A particular focus on implementation outcomes such as fidelity, feasibility, and sustainability can help us bridge the research-to-practice gap in SoTL. Applying this to our example (i.e., the implementation of problem-based learning), we would need to think about whether problem-based learning can be faithfully and consistently implemented. If so, then, how easy or difficult is it to incorporate problem-based learning into the teaching environment? Is this something that is doable for a typical faculty member, program, and/or institution? If it is doable, then, can it be maintained or continued over time? What resources or supports would need to be in place in order to maintain the use of problem-based learning? These questions get at the variables of fidelity, feasibility, and sustainability—and providing attention to these implementation outcomes at the beginning of, or even before, the implementation of a practice like problem-based learning can be of great value.
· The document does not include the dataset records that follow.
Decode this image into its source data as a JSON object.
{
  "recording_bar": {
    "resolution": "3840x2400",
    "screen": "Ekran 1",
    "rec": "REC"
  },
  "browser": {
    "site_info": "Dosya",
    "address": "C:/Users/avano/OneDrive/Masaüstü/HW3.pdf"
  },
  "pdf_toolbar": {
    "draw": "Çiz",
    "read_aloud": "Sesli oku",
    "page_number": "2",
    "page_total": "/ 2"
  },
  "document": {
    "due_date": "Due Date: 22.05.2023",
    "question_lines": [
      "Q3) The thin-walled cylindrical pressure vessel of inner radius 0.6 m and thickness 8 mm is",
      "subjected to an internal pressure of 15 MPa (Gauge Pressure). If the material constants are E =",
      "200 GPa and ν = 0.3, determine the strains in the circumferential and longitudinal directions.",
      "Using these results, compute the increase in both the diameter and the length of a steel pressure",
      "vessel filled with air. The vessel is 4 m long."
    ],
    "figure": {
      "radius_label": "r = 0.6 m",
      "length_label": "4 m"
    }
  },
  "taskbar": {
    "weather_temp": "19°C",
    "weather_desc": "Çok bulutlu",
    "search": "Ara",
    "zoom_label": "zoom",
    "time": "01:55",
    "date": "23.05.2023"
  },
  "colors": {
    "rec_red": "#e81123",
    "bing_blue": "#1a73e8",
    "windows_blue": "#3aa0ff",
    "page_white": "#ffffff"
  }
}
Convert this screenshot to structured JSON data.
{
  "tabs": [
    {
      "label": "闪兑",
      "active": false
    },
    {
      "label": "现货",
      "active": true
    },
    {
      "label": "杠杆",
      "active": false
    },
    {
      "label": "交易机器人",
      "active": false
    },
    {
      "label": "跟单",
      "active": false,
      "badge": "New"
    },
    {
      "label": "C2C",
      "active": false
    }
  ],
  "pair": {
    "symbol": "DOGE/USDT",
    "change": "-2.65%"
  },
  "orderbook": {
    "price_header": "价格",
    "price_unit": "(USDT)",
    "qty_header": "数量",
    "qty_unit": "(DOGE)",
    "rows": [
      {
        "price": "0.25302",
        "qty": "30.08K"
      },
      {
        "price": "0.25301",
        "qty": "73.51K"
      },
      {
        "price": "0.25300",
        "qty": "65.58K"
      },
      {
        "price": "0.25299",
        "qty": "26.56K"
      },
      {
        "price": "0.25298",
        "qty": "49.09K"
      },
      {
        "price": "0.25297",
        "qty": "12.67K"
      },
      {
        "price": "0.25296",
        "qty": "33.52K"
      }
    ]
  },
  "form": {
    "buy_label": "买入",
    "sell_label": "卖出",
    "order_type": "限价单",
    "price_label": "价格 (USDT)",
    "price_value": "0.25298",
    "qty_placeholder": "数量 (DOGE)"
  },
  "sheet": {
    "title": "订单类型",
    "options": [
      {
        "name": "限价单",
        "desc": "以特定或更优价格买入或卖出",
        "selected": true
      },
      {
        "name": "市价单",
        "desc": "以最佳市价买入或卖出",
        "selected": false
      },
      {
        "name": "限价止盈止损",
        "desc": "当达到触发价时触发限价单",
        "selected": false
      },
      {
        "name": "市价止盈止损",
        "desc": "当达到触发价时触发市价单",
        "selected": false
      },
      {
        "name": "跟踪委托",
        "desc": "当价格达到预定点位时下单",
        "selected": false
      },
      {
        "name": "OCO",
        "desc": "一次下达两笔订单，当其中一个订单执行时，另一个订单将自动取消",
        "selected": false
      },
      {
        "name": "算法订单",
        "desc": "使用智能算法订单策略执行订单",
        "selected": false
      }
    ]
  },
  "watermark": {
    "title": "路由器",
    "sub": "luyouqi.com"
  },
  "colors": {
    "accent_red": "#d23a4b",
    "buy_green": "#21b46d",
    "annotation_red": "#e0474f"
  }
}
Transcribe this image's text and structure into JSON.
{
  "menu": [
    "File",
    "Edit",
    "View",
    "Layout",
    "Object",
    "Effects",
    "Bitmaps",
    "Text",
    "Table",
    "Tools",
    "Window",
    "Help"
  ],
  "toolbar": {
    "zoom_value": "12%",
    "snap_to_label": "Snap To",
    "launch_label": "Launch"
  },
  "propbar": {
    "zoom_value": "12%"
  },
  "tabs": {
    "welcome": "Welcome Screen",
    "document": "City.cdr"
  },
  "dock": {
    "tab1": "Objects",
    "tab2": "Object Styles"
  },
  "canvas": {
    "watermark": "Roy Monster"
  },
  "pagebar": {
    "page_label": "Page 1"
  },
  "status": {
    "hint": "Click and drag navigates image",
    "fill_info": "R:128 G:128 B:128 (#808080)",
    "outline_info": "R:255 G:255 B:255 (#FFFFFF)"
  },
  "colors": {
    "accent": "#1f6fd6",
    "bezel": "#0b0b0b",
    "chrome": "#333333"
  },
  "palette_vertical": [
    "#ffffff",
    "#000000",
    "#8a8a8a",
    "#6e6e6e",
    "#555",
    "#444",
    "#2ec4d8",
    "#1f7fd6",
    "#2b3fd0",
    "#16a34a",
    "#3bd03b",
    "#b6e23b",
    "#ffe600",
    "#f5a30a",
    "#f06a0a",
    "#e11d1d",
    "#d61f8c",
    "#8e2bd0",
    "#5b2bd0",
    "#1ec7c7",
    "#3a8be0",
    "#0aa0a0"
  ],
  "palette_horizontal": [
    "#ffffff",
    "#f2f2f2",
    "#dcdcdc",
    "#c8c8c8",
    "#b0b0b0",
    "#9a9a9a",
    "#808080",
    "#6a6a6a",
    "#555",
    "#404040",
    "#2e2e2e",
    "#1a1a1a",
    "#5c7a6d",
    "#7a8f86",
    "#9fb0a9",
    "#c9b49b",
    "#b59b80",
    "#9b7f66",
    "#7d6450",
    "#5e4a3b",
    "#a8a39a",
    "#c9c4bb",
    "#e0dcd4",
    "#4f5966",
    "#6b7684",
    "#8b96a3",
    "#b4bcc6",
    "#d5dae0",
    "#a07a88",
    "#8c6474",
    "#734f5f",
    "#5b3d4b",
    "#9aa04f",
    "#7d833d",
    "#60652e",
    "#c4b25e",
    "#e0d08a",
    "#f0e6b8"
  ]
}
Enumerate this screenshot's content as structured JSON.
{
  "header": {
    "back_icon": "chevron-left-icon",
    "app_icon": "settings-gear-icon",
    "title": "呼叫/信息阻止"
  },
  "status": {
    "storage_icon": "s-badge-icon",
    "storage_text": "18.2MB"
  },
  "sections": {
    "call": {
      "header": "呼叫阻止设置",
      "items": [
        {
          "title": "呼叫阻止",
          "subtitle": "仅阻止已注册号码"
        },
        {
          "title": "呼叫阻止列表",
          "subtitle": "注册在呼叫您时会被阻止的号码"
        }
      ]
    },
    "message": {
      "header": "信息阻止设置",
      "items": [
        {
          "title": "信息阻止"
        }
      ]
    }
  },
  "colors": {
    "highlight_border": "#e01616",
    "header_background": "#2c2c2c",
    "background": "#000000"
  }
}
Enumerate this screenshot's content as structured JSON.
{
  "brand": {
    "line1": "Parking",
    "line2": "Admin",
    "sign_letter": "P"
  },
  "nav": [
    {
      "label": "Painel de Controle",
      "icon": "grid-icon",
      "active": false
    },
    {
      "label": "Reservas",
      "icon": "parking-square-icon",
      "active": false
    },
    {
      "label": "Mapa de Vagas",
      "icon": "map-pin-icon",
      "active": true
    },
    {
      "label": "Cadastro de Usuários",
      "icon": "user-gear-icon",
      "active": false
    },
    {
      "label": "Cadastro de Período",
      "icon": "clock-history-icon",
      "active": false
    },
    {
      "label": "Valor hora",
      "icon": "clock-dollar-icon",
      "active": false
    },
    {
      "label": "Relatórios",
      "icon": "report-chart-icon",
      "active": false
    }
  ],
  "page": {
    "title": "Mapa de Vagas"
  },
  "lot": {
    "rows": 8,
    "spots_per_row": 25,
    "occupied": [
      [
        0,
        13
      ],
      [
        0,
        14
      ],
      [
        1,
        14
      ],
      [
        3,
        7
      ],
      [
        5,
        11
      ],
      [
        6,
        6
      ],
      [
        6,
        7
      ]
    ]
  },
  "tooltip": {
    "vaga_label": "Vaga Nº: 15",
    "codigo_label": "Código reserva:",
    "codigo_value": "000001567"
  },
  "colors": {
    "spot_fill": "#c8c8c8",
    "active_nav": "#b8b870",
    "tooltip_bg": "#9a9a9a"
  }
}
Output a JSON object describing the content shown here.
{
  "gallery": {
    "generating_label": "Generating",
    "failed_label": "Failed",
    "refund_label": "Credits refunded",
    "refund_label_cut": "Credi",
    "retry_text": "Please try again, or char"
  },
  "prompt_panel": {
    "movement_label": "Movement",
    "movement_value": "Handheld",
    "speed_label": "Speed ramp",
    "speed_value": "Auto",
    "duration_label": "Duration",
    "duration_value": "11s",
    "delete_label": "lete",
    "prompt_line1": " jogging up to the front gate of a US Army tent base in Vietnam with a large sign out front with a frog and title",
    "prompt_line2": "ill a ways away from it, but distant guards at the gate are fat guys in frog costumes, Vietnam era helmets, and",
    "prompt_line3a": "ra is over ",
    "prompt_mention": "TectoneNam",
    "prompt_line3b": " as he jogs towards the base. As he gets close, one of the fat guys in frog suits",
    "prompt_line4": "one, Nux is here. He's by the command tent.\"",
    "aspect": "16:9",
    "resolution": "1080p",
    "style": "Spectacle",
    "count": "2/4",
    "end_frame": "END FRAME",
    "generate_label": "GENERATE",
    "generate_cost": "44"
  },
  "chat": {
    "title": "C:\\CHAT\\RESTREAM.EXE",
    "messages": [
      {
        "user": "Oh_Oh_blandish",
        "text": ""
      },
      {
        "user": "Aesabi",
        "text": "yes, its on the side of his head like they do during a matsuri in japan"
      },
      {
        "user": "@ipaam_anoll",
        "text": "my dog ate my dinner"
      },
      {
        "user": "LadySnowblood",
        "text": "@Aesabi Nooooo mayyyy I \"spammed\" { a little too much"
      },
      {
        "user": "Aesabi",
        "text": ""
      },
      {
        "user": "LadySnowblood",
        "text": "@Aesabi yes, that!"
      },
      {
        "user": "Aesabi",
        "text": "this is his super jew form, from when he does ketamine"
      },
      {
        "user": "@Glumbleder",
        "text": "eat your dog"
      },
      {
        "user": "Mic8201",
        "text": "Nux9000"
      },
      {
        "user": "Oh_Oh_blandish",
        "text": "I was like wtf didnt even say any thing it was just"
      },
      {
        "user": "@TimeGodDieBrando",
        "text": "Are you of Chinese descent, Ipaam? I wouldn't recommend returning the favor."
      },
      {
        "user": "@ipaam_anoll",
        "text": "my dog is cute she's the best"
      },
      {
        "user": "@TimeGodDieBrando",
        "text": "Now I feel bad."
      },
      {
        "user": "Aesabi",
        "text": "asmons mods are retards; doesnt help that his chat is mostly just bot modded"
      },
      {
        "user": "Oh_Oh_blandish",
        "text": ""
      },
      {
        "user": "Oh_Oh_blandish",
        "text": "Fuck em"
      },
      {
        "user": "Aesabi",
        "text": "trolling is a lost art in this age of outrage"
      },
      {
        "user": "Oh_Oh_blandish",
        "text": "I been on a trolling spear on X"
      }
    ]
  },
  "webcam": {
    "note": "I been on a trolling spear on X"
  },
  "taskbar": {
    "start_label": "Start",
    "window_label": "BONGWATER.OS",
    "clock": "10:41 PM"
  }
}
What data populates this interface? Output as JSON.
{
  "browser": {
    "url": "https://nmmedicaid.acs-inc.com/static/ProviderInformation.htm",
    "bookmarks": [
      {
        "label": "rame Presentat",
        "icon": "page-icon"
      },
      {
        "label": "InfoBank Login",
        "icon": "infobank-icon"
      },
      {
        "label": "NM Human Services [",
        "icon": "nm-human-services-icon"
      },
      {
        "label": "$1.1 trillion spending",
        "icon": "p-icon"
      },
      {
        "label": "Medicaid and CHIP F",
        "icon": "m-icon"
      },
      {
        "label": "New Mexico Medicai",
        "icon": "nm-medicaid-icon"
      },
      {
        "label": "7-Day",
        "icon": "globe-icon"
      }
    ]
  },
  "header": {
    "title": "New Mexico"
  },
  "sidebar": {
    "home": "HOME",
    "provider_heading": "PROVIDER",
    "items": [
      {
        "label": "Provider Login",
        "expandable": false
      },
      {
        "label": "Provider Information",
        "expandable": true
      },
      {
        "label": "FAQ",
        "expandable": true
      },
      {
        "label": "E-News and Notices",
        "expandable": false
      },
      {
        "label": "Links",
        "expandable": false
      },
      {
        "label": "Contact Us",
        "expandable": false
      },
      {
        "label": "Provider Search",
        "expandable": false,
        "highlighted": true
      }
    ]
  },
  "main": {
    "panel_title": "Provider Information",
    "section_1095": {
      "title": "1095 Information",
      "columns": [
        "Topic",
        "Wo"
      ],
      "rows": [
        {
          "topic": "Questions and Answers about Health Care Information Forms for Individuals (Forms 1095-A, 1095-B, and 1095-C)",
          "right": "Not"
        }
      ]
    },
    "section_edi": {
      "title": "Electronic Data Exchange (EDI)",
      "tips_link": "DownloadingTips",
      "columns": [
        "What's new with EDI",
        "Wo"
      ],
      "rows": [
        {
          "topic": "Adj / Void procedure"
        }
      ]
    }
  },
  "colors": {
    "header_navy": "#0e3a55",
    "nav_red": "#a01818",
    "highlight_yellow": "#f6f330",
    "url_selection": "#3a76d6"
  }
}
A Call to Action
Implementation science is already spreading within the clinical fields that fall under the CSD discipline. It is now time to adapt implementation science research and to systematically examine implementing SoTL into our college classrooms. This is a call to use what SoTL research tells us about effective approaches to improving student learning outcomes—and to examine what it takes to “do the thing” and then implement these evidence-based pedagogical approaches across faculty members, courses, programs, and institutions. We need to determine what resources are necessary by examining the appropriateness, cost, feasibility, fidelity, and sustainability of implementing evidence-based pedagogical approaches more broadly. However, it takes all of us— the SoTL researchers and the higher education faculty, programs, and institutions—to “do the thing.” We have the opportunity to examine the “stuff we do” and “how much and how well people do the thing.” And, most important, we need to share and disseminate our results with each other to improve teaching and learning outcomes as we train the next generation of clinicians within our discipline.